↓↓↓
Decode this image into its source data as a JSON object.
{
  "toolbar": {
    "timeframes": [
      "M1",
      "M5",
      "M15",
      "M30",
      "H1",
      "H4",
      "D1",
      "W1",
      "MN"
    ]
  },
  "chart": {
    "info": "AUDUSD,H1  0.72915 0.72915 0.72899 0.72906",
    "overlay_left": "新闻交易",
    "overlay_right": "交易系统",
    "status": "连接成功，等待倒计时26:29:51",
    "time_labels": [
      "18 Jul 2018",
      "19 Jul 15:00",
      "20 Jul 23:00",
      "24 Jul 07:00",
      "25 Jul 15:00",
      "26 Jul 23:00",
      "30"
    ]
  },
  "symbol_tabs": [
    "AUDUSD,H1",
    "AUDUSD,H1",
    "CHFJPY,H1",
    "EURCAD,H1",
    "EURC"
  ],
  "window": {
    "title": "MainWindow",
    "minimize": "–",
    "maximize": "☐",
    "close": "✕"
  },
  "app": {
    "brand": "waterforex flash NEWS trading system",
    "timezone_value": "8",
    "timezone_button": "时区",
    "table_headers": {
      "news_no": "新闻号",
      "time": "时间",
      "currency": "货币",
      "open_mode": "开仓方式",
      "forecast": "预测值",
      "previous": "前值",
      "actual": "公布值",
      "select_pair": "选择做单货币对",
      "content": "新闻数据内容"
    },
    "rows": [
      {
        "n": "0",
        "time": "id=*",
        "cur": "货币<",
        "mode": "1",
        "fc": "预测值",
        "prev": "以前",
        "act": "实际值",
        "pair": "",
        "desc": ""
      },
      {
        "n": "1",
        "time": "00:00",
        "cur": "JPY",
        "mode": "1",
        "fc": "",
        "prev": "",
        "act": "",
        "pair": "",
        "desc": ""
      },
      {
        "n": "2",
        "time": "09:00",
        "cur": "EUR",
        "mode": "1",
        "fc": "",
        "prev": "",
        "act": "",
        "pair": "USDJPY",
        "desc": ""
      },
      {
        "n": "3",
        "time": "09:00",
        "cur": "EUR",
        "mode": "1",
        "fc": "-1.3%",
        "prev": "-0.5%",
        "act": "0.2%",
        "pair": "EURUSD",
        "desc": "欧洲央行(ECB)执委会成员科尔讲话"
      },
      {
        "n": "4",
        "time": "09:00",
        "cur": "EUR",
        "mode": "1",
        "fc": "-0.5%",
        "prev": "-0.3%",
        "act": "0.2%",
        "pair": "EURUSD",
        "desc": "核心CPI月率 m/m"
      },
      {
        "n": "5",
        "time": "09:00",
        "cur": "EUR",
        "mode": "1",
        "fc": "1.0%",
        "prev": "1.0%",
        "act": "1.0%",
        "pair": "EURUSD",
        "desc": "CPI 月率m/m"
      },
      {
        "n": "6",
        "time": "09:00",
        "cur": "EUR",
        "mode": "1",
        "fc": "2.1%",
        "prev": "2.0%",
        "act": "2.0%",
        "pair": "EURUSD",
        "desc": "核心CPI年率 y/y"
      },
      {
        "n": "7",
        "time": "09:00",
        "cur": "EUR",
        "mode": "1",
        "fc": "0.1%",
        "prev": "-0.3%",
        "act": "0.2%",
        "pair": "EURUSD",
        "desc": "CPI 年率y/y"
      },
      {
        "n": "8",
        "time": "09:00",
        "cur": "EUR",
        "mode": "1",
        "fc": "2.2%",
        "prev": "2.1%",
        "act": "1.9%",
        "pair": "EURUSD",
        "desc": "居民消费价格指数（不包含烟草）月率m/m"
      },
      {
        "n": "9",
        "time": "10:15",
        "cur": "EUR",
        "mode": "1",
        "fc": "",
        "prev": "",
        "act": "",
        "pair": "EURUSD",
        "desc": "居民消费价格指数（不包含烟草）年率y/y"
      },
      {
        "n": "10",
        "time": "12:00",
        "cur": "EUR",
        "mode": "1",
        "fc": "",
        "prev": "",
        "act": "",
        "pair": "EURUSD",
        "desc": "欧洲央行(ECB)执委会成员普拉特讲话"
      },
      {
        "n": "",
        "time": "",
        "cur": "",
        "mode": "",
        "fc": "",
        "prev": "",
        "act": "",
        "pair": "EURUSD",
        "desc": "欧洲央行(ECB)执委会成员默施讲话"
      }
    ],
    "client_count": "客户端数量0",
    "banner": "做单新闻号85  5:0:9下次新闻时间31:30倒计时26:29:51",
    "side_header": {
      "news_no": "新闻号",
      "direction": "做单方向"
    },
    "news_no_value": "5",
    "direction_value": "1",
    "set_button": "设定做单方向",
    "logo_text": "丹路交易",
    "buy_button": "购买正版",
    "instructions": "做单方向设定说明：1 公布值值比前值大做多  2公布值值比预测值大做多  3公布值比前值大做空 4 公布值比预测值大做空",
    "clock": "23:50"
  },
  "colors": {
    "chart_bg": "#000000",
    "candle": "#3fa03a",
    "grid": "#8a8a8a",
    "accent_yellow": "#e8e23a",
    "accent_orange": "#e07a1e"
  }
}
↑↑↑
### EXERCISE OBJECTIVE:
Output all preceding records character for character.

### EXERCISE OUTPUT:
Decode this image into its source data as a JSON object.
{
  "toolbar": {
    "timeframes": [
      "M1",
      "M5",
      "M15",
      "M30",
      "H1",
      "H4",
      "D1",
      "W1",
      "MN"
    ]
  },
  "chart": {
    "info": "AUDUSD,H1  0.72915 0.72915 0.72899 0.72906",
    "overlay_left": "新闻交易",
    "overlay_right": "交易系统",
    "status": "连接成功，等待倒计时26:29:51",
    "time_labels": [
      "18 Jul 2018",
      "19 Jul 15:00",
      "20 Jul 23:00",
      "24 Jul 07:00",
      "25 Jul 15:00",
      "26 Jul 23:00",
      "30"
    ]
  },
  "symbol_tabs": [
    "AUDUSD,H1",
    "AUDUSD,H1",
    "CHFJPY,H1",
    "EURCAD,H1",
    "EURC"
  ],
  "window": {
    "title": "MainWindow",
    "minimize": "–",
    "maximize": "☐",
    "close": "✕"
  },
  "app": {
    "brand": "waterforex flash NEWS trading system",
    "timezone_value": "8",
    "timezone_button": "时区",
    "table_headers": {
      "news_no": "新闻号",
      "time": "时间",
      "currency": "货币",
      "open_mode": "开仓方式",
      "forecast": "预测值",
      "previous": "前值",
      "actual": "公布值",
      "select_pair": "选择做单货币对",
      "content": "新闻数据内容"
    },
    "rows": [
      {
        "n": "0",
        "time": "id=*",
        "cur": "货币<",
        "mode": "1",
        "fc": "预测值",
        "prev": "以前",
        "act": "实际值",
        "pair": "",
        "desc": ""
      },
      {
        "n": "1",
        "time": "00:00",
        "cur": "JPY",
        "mode": "1",
        "fc": "",
        "prev": "",
        "act": "",
        "pair": "",
        "desc": ""
      },
      {
        "n": "2",
        "time": "09:00",
        "cur": "EUR",
        "mode": "1",
        "fc": "",
        "prev": "",
        "act": "",
        "pair": "USDJPY",
        "desc": ""
      },
      {
        "n": "3",
        "time": "09:00",
        "cur": "EUR",
        "mode": "1",
        "fc": "-1.3%",
        "prev": "-0.5%",
        "act": "0.2%",
        "pair": "EURUSD",
        "desc": "欧洲央行(ECB)执委会成员科尔讲话"
      },
      {
        "n": "4",
        "time": "09:00",
        "cur": "EUR",
        "mode": "1",
        "fc": "-0.5%",
        "prev": "-0.3%",
        "act": "0.2%",
        "pair": "EURUSD",
        "desc": "核心CPI月率 m/m"
      },
      {
        "n": "5",
        "time": "09:00",
        "cur": "EUR",
        "mode": "1",
        "fc": "1.0%",
        "prev": "1.0%",
        "act": "1.0%",
        "pair": "EURUSD",
        "desc": "CPI 月率m/m"
      },
      {
        "n": "6",
        "time": "09:00",
        "cur": "EUR",
        "mode": "1",
        "fc": "2.1%",
        "prev": "2.0%",
        "act": "2.0%",
        "pair": "EURUSD",
        "desc": "核心CPI年率 y/y"
      },
      {
        "n": "7",
        "time": "09:00",
        "cur": "EUR",
        "mode": "1",
        "fc": "0.1%",
        "prev": "-0.3%",
        "act": "0.2%",
        "pair": "EURUSD",
        "desc": "CPI 年率y/y"
      },
      {
        "n": "8",
        "time": "09:00",
        "cur": "EUR",
        "mode": "1",
        "fc": "2.2%",
        "prev": "2.1%",
        "act": "1.9%",
        "pair": "EURUSD",
        "desc": "居民消费价格指数（不包含烟草）月率m/m"
      },
      {
        "n": "9",
        "time": "10:15",
        "cur": "EUR",
        "mode": "1",
        "fc": "",
        "prev": "",
        "act": "",
        "pair": "EURUSD",
        "desc": "居民消费价格指数（不包含烟草）年率y/y"
      },
      {
        "n": "10",
        "time": "12:00",
        "cur": "EUR",
        "mode": "1",
        "fc": "",
        "prev": "",
        "act": "",
        "pair": "EURUSD",
        "desc": "欧洲央行(ECB)执委会成员普拉特讲话"
      },
      {
        "n": "",
        "time": "",
        "cur": "",
        "mode": "",
        "fc": "",
        "prev": "",
        "act": "",
        "pair": "EURUSD",
        "desc": "欧洲央行(ECB)执委会成员默施讲话"
      }
    ],
    "client_count": "客户端数量0",
    "banner": "做单新闻号85  5:0:9下次新闻时间31:30倒计时26:29:51",
    "side_header": {
      "news_no": "新闻号",
      "direction": "做单方向"
    },
    "news_no_value": "5",
    "direction_value": "1",
    "set_button": "设定做单方向",
    "logo_text": "丹路交易",
    "buy_button": "购买正版",
    "instructions": "做单方向设定说明：1 公布值值比前值大做多  2公布值值比预测值大做多  3公布值比前值大做空 4 公布值比预测值大做空",
    "clock": "23:50"
  },
  "colors": {
    "chart_bg": "#000000",
    "candle": "#3fa03a",
    "grid": "#8a8a8a",
    "accent_yellow": "#e8e23a",
    "accent_orange": "#e07a1e"
  }
}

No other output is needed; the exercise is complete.